● **Work request**
Lines with "JSON" in the records below: say how many there are, and add nothing.
== Segment start ==
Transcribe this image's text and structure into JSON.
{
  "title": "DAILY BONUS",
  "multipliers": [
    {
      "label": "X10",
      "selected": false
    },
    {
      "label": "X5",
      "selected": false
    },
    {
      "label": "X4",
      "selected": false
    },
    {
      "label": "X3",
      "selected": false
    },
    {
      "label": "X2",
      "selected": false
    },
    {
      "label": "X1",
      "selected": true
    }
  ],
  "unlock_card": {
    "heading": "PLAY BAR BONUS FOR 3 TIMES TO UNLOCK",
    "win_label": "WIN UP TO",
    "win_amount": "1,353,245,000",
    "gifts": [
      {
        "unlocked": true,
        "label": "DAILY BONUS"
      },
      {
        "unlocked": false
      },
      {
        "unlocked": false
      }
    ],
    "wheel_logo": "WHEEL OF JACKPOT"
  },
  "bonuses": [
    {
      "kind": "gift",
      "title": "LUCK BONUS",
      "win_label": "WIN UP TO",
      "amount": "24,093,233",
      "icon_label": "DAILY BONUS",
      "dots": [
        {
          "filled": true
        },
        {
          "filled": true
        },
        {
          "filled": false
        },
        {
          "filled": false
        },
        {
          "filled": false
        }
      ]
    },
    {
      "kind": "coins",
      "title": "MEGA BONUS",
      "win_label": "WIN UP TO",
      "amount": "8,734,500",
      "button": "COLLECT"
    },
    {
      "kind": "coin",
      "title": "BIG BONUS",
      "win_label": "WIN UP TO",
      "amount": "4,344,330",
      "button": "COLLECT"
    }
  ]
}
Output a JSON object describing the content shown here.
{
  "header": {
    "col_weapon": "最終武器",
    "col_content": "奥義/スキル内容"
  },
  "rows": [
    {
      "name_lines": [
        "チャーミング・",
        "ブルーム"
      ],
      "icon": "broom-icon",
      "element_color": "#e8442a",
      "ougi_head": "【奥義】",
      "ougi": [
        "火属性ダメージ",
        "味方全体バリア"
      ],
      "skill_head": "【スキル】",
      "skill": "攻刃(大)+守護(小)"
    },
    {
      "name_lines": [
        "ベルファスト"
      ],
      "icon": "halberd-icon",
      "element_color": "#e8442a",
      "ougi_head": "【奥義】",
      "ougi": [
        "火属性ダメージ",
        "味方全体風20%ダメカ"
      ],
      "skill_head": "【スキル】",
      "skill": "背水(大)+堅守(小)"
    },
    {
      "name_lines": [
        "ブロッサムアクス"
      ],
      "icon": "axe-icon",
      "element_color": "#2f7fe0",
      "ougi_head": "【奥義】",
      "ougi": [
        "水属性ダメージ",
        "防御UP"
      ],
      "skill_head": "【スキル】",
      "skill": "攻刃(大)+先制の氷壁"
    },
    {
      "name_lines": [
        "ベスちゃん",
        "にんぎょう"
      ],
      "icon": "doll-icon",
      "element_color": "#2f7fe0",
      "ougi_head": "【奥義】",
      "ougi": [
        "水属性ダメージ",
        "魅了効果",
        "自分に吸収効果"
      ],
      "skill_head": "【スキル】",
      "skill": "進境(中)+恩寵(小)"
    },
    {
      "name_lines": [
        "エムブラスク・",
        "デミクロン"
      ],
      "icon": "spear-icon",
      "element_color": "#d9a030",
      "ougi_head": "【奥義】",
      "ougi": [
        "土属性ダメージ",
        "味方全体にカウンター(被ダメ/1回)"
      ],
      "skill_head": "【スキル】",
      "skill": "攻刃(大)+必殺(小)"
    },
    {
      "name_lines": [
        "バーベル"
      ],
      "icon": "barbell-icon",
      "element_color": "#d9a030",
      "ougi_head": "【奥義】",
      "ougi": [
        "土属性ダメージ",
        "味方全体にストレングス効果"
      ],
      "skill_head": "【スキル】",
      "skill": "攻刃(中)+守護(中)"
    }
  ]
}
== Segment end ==
● **Finished exercise**
2